O little town of Bethlehem
It was our last day in Palestine. We were in Bethlehem to visit the Church of the Nativity. We had already been to the Walled Off hotel for coffee and to look at Bansky’s and others’ graffiti. The most heavily decorated section of the Separation wall is to be found in Bethlehem. Amazing graffiti that declares ‘make hummus not walls’ ‘resistance is futile’ words from Pink Floyd’s ‘Just another brick in the wall’ painted by Roger Waters. But the wall is not made of brick it is an eight metre high concrete wall separating Israel and its illegal settlements from the shrinking portion of land that the Palestinians are permitted to live on. An apartheid wall. Banksy’s graffiti shows a little girl with a handful of helium balloons rising into the air to float over the wall; he has painted a ladder to scale it. Rather pointless really as this ‘holy’ land between Lebanon, Syria, Jordan, Egypt and the Mediterranean Sea is populated by Jews and Palestinians who live almost entirely separately, even in the sacred space of their shared city of Jerusalem.

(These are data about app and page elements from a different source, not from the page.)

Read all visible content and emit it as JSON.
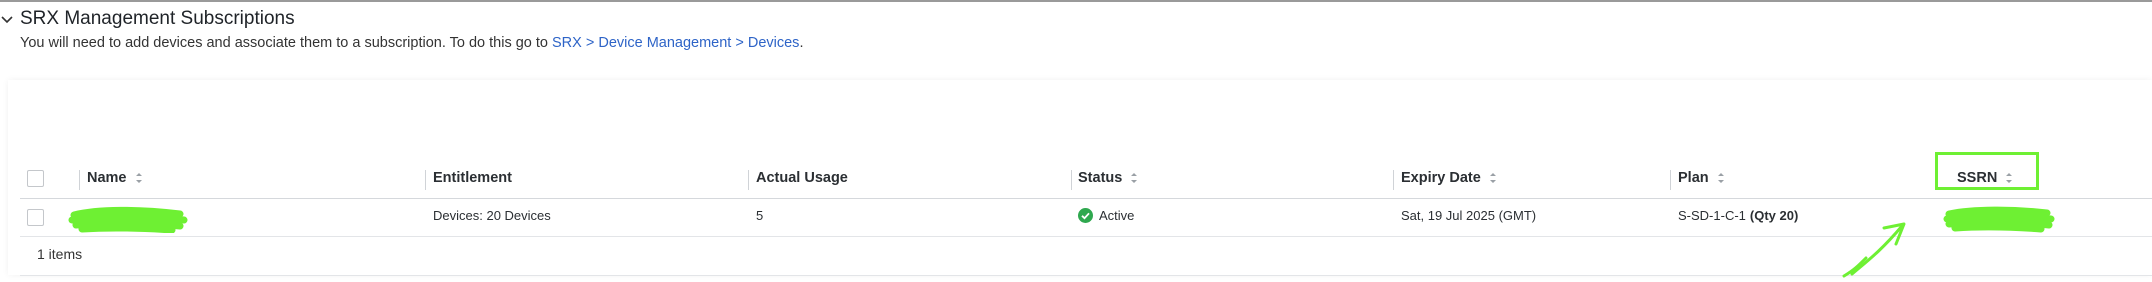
{
  "section": {
    "title": "SRX Management Subscriptions",
    "desc_prefix": "You will need to add devices and associate them to a subscription. To do this go to ",
    "desc_link": "SRX > Device Management > Devices",
    "desc_suffix": "."
  },
  "table": {
    "columns": [
      "Name",
      "Entitlement",
      "Actual Usage",
      "Status",
      "Expiry Date",
      "Plan",
      "SSRN"
    ],
    "rows": [
      {
        "name": "",
        "entitlement": "Devices: 20 Devices",
        "actual_usage": "5",
        "status": "Active",
        "expiry_date": "Sat, 19 Jul 2025 (GMT)",
        "plan_code": "S-SD-1-C-1",
        "plan_qty": "(Qty 20)",
        "ssrn": ""
      }
    ],
    "footer": "1 items"
  },
  "colors": {
    "accent_link": "#2e64c7",
    "status_active": "#2fa84f",
    "annotation_green": "#6ef033"
  },
  "icons": {
    "collapse": "chevron-down-icon",
    "sort": "sort-icon",
    "status": "check-circle-icon"
  }
}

The Church of the Nativity is entered through a tiny entrance, the Door of Humility, that requires a low bow to enter into a space that the three Christian sects – Catholics, Greek Orthodox and Armenians – tussle over for custodianship. The January day when we visited there were hordes of tourists/religious pilgrims milling around praying and saying devotions and forming long queues to bow again to go through an even humbler entrance, into a grotto to touch the star which they claim marks the spot where Jesus was born. I don’t think I had heard the word manger since leaving school, but here it was across from the star in the tiny grotto with a plastic baby, just like the one in the Nativity scene re-enacted around the world every Christmas.
Bethlehem today is very unlike the ‘peace on earth and goodwill to all men’ Christmas card sentiment that is produced every year on religious cards. It is divided and almost entirely surrounded by the separation wall. In Bethlehem Rachel’s Tomb, a site sacred to the three Abrahamic religions – Judaism, Islam and Christianity, is on the Israeli side of the fence, although we are in Occupied Palestine! Religious rules for living, with no porous edges for compromise, make co-existence near impossible. The religious war of secular versus religious and Jew versus Muslim is further exacerbated by Jewish immigrants from all over the world, known as ‘settlers’, who believe it is their land, their birthright. That same land is considered ‘home’ to thousands of Palestinian refugees who wish to return there.
Our guide to the Church of the Nativity shocked us into silence as we left him. He said ‘In a week you will be home; back in your own life and you will forget us.’ Of course in one way that is true, we are back in our own lives. We may have been dumbstruck by the bold veracity of his words but once you have seen with your own eyes you cannot forget. You cannot forget how difficult everyday life is for everyone who lives in this disputed territory; how complex and intractable a problem we have created here; how little global resolve there is to solving it.